Write out all of the records precisely. Skip anything that is a picture.
================================
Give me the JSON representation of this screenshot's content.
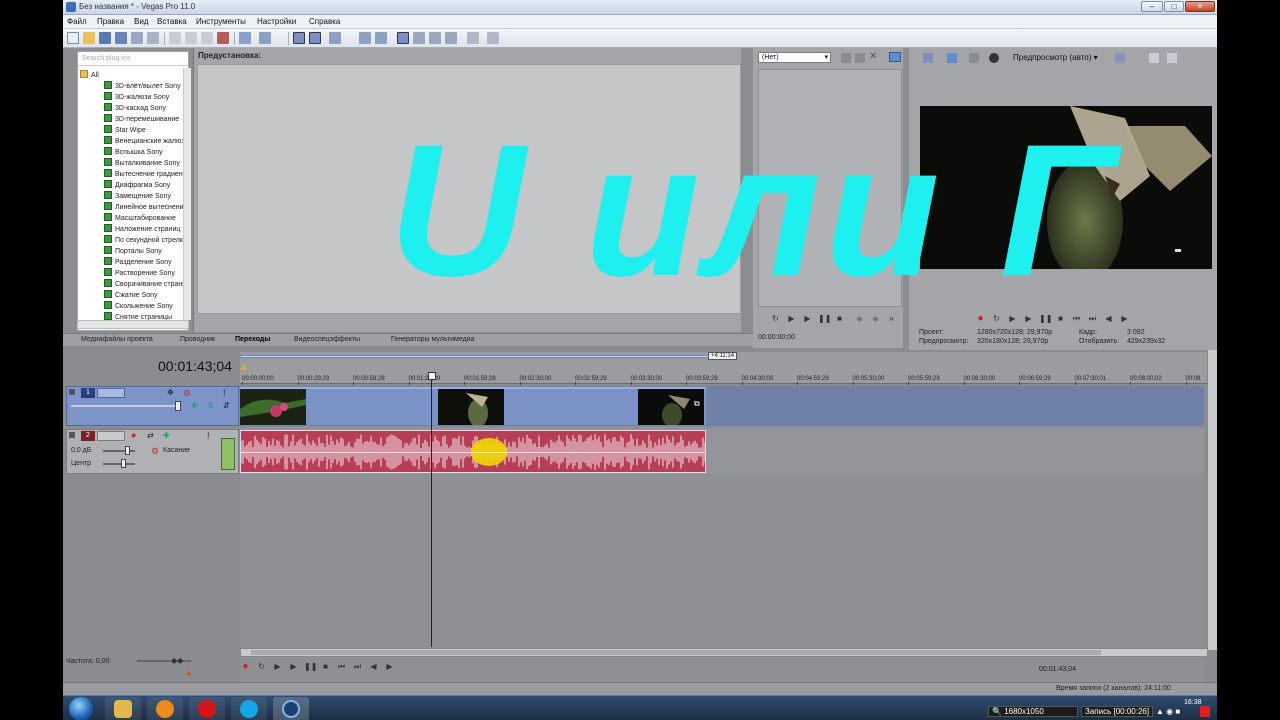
{
  "window": {
    "title": "Без названия * - Vegas Pro 11.0",
    "controls": {
      "minimize": "–",
      "maximize": "□",
      "close": "✕"
    }
  },
  "menu": [
    "Файл",
    "Правка",
    "Вид",
    "Вставка",
    "Инструменты",
    "Настройки",
    "Справка"
  ],
  "plugin_browser": {
    "search_placeholder": "Search plug-ins",
    "root_label": "All",
    "items": [
      "3D-влёт/вылет Sony",
      "3D-жалюзи Sony",
      "3D-каскад Sony",
      "3D-перемешивание",
      "Star Wipe",
      "Венецианские жалюзи",
      "Вспышка Sony",
      "Выталкивание Sony",
      "Вытеснение градиентом",
      "Диафрагма Sony",
      "Замещение Sony",
      "Линейное вытеснение",
      "Масштабирование",
      "Наложение страниц",
      "По секундной стрелке",
      "Порталы Sony",
      "Разделение Sony",
      "Растворение Sony",
      "Сворачивание страниц",
      "Сжатие Sony",
      "Скольжение Sony",
      "Снятие страницы"
    ]
  },
  "preset": {
    "label": "Предустановка:"
  },
  "dock_tabs": [
    "Медиафайлы проекта",
    "Проводник",
    "Переходы",
    "Видеоспецэффекты",
    "Генераторы мультимедиа"
  ],
  "transition_preview": {
    "dropdown_value": "(Нет)",
    "time": "00:00:00;00"
  },
  "video_preview": {
    "mode_label": "Предпросмотр (авто)",
    "info": {
      "project_label": "Проект:",
      "project_value": "1280x720x128; 29,970p",
      "preview_label": "Предпросмотр:",
      "preview_value": "320x180x128; 29,970p",
      "frame_label": "Кадр:",
      "frame_value": "3 092",
      "display_label": "Отобразить:",
      "display_value": "429x239x32"
    }
  },
  "overlay_caption": "U или Г",
  "timeline": {
    "current_time": "00:01:43;04",
    "loop_marker": "+4:11;14",
    "ruler_labels": [
      "00:00:00;00",
      "00:00:29;29",
      "00:00:59;28",
      "00:01:29;29",
      "00:01:59;28",
      "00:02:30;00",
      "00:02:59;29",
      "00:03:30;00",
      "00:03:59;29",
      "00:04:30;00",
      "00:04:59;29",
      "00:05:30;00",
      "00:05:59;29",
      "00:06:30;00",
      "00:06:59;29",
      "00:07:30;01",
      "00:08:00;02",
      "00:08"
    ],
    "video_track": {
      "number": "1"
    },
    "audio_track": {
      "number": "2",
      "volume": "0,0 дБ",
      "mode": "Касание",
      "pan": "Центр"
    },
    "rate": "Частота: 0,00",
    "end_time": "00:01:43;04",
    "status": "Время записи (2 каналов): 24:11:00"
  },
  "taskbar": {
    "resolution": "1680x1050",
    "recording": "Запись [00:00:26]",
    "clock": "16:38"
  },
  "colors": {
    "overlay": "#1ef0ef",
    "video_track": "#7c94c8",
    "audio_clip": "#b73f55"
  }
}
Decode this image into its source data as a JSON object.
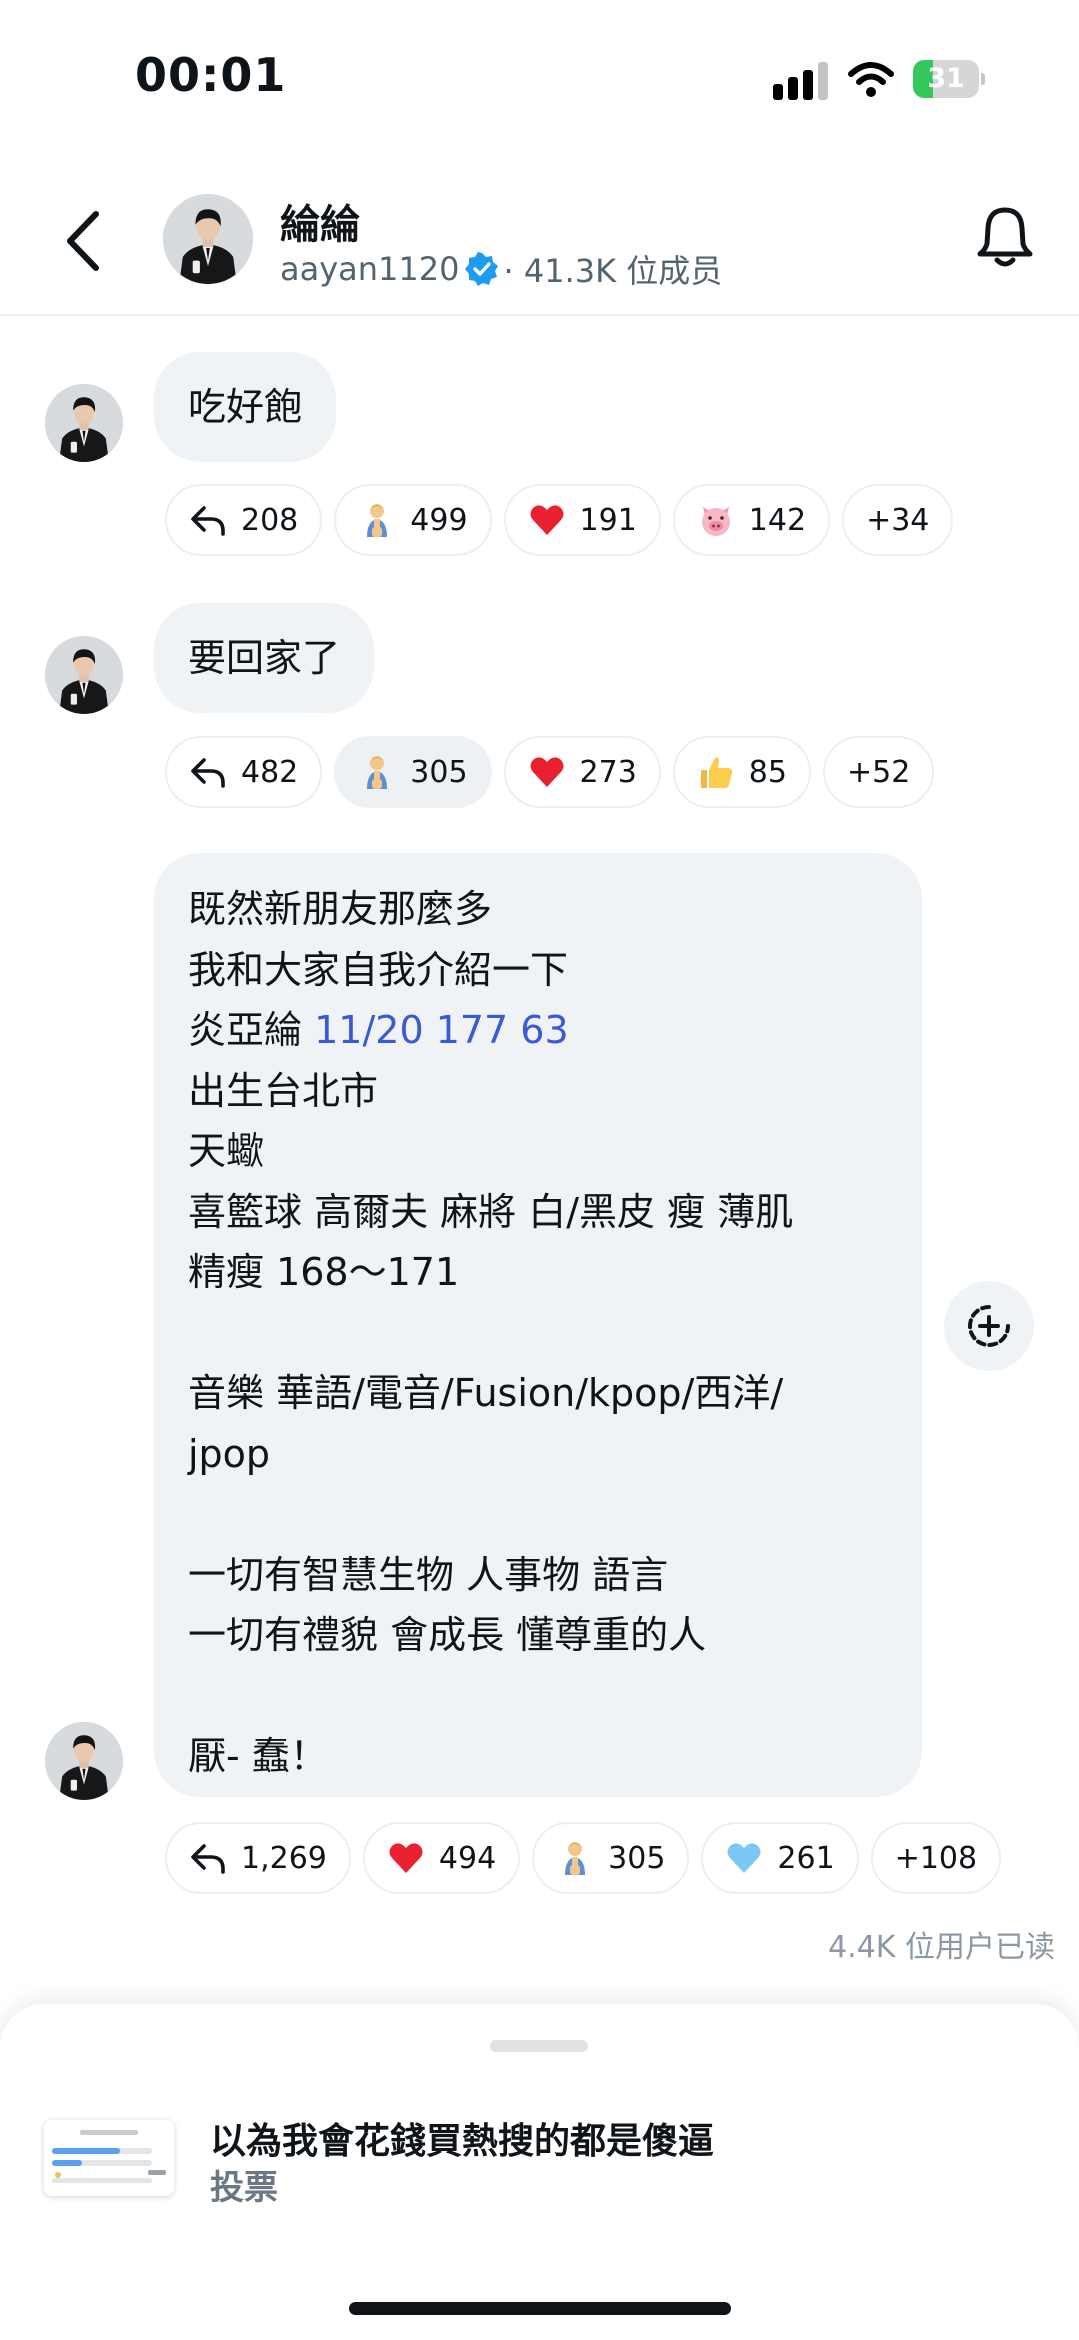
{
  "status_bar": {
    "time": "00:01",
    "battery": "31",
    "battery_level": 0.31
  },
  "header": {
    "channel_name": "綸綸",
    "username": "aayan1120",
    "members": "· 41.3K 位成员"
  },
  "messages": [
    {
      "text": "吃好飽",
      "reactions": [
        {
          "icon": "reply-icon",
          "count": "208"
        },
        {
          "icon": "person-emoji-icon",
          "count": "499"
        },
        {
          "icon": "heart-emoji-icon",
          "count": "191"
        },
        {
          "icon": "pig-emoji-icon",
          "count": "142"
        },
        {
          "count": "+34"
        }
      ]
    },
    {
      "text": "要回家了",
      "reactions": [
        {
          "icon": "reply-icon",
          "count": "482"
        },
        {
          "icon": "person-emoji-icon",
          "count": "305",
          "selected": true
        },
        {
          "icon": "heart-emoji-icon",
          "count": "273"
        },
        {
          "icon": "thumbs-up-emoji-icon",
          "count": "85"
        },
        {
          "count": "+52"
        }
      ]
    },
    {
      "lines": [
        "既然新朋友那麼多",
        "我和大家自我介紹一下",
        "炎亞綸",
        "11/20 177 63",
        "出生台北市",
        "天蠍",
        "喜籃球 高爾夫 麻將 白/黑皮 瘦 薄肌",
        "精瘦 168～171",
        "音樂 華語/電音/Fusion/kpop/西洋/",
        "jpop",
        "一切有智慧生物 人事物 語言",
        "一切有禮貌 會成長 懂尊重的人",
        "厭- 蠢！"
      ],
      "reactions": [
        {
          "icon": "reply-icon",
          "count": "1,269"
        },
        {
          "icon": "heart-emoji-icon",
          "count": "494"
        },
        {
          "icon": "person-emoji-icon",
          "count": "305"
        },
        {
          "icon": "blue-heart-emoji-icon",
          "count": "261"
        },
        {
          "count": "+108"
        }
      ]
    }
  ],
  "read_count": "4.4K 位用户已读",
  "poll": {
    "title": "以為我會花錢買熱搜的都是傻逼",
    "subtitle": "投票"
  },
  "colors": {
    "bubble": "#f0f3f5",
    "link": "#3b58d6",
    "verified": "#1d9bf0",
    "battery": "#34c759"
  }
}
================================
Result of the task:
Give me the JSON representation of this screenshot's content.
{
  "window": {
    "title": "Без названия * - Vegas Pro 11.0",
    "controls": {
      "minimize": "–",
      "maximize": "□",
      "close": "✕"
    }
  },
  "menu": [
    "Файл",
    "Правка",
    "Вид",
    "Вставка",
    "Инструменты",
    "Настройки",
    "Справка"
  ],
  "plugin_browser": {
    "search_placeholder": "Search plug-ins",
    "root_label": "All",
    "items": [
      "3D-влёт/вылет Sony",
      "3D-жалюзи Sony",
      "3D-каскад Sony",
      "3D-перемешивание",
      "Star Wipe",
      "Венецианские жалюзи",
      "Вспышка Sony",
      "Выталкивание Sony",
      "Вытеснение градиентом",
      "Диафрагма Sony",
      "Замещение Sony",
      "Линейное вытеснение",
      "Масштабирование",
      "Наложение страниц",
      "По секундной стрелке",
      "Порталы Sony",
      "Разделение Sony",
      "Растворение Sony",
      "Сворачивание страниц",
      "Сжатие Sony",
      "Скольжение Sony",
      "Снятие страницы"
    ]
  },
  "preset": {
    "label": "Предустановка:"
  },
  "dock_tabs": [
    "Медиафайлы проекта",
    "Проводник",
    "Переходы",
    "Видеоспецэффекты",
    "Генераторы мультимедиа"
  ],
  "transition_preview": {
    "dropdown_value": "(Нет)",
    "time": "00:00:00;00"
  },
  "video_preview": {
    "mode_label": "Предпросмотр (авто)",
    "info": {
      "project_label": "Проект:",
      "project_value": "1280x720x128; 29,970p",
      "preview_label": "Предпросмотр:",
      "preview_value": "320x180x128; 29,970p",
      "frame_label": "Кадр:",
      "frame_value": "3 092",
      "display_label": "Отобразить:",
      "display_value": "429x239x32"
    }
  },
  "overlay_caption": "U или Г",
  "timeline": {
    "current_time": "00:01:43;04",
    "loop_marker": "+4:11;14",
    "ruler_labels": [
      "00:00:00;00",
      "00:00:29;29",
      "00:00:59;28",
      "00:01:29;29",
      "00:01:59;28",
      "00:02:30;00",
      "00:02:59;29",
      "00:03:30;00",
      "00:03:59;29",
      "00:04:30;00",
      "00:04:59;29",
      "00:05:30;00",
      "00:05:59;29",
      "00:06:30;00",
      "00:06:59;29",
      "00:07:30;01",
      "00:08:00;02",
      "00:08"
    ],
    "video_track": {
      "number": "1"
    },
    "audio_track": {
      "number": "2",
      "volume": "0,0 дБ",
      "mode": "Касание",
      "pan": "Центр"
    },
    "rate": "Частота: 0,00",
    "end_time": "00:01:43;04",
    "status": "Время записи (2 каналов): 24:11:00"
  },
  "taskbar": {
    "resolution": "1680x1050",
    "recording": "Запись [00:00:26]",
    "clock": "16:38"
  },
  "colors": {
    "overlay": "#1ef0ef",
    "video_track": "#7c94c8",
    "audio_clip": "#b73f55"
  }
}
Decode this image into its source data as a JSON object.
{
  "status_bar": {
    "time": "00:01",
    "battery": "31",
    "battery_level": 0.31
  },
  "header": {
    "channel_name": "綸綸",
    "username": "aayan1120",
    "members": "· 41.3K 位成员"
  },
  "messages": [
    {
      "text": "吃好飽",
      "reactions": [
        {
          "icon": "reply-icon",
          "count": "208"
        },
        {
          "icon": "person-emoji-icon",
          "count": "499"
        },
        {
          "icon": "heart-emoji-icon",
          "count": "191"
        },
        {
          "icon": "pig-emoji-icon",
          "count": "142"
        },
        {
          "count": "+34"
        }
      ]
    },
    {
      "text": "要回家了",
      "reactions": [
        {
          "icon": "reply-icon",
          "count": "482"
        },
        {
          "icon": "person-emoji-icon",
          "count": "305",
          "selected": true
        },
        {
          "icon": "heart-emoji-icon",
          "count": "273"
        },
        {
          "icon": "thumbs-up-emoji-icon",
          "count": "85"
        },
        {
          "count": "+52"
        }
      ]
    },
    {
      "lines": [
        "既然新朋友那麼多",
        "我和大家自我介紹一下",
        "炎亞綸",
        "11/20 177 63",
        "出生台北市",
        "天蠍",
        "喜籃球 高爾夫 麻將 白/黑皮 瘦 薄肌",
        "精瘦 168～171",
        "音樂 華語/電音/Fusion/kpop/西洋/",
        "jpop",
        "一切有智慧生物 人事物 語言",
        "一切有禮貌 會成長 懂尊重的人",
        "厭- 蠢！"
      ],
      "reactions": [
        {
          "icon": "reply-icon",
          "count": "1,269"
        },
        {
          "icon": "heart-emoji-icon",
          "count": "494"
        },
        {
          "icon": "person-emoji-icon",
          "count": "305"
        },
        {
          "icon": "blue-heart-emoji-icon",
          "count": "261"
        },
        {
          "count": "+108"
        }
      ]
    }
  ],
  "read_count": "4.4K 位用户已读",
  "poll": {
    "title": "以為我會花錢買熱搜的都是傻逼",
    "subtitle": "投票"
  },
  "colors": {
    "bubble": "#f0f3f5",
    "link": "#3b58d6",
    "verified": "#1d9bf0",
    "battery": "#34c759"
  }
}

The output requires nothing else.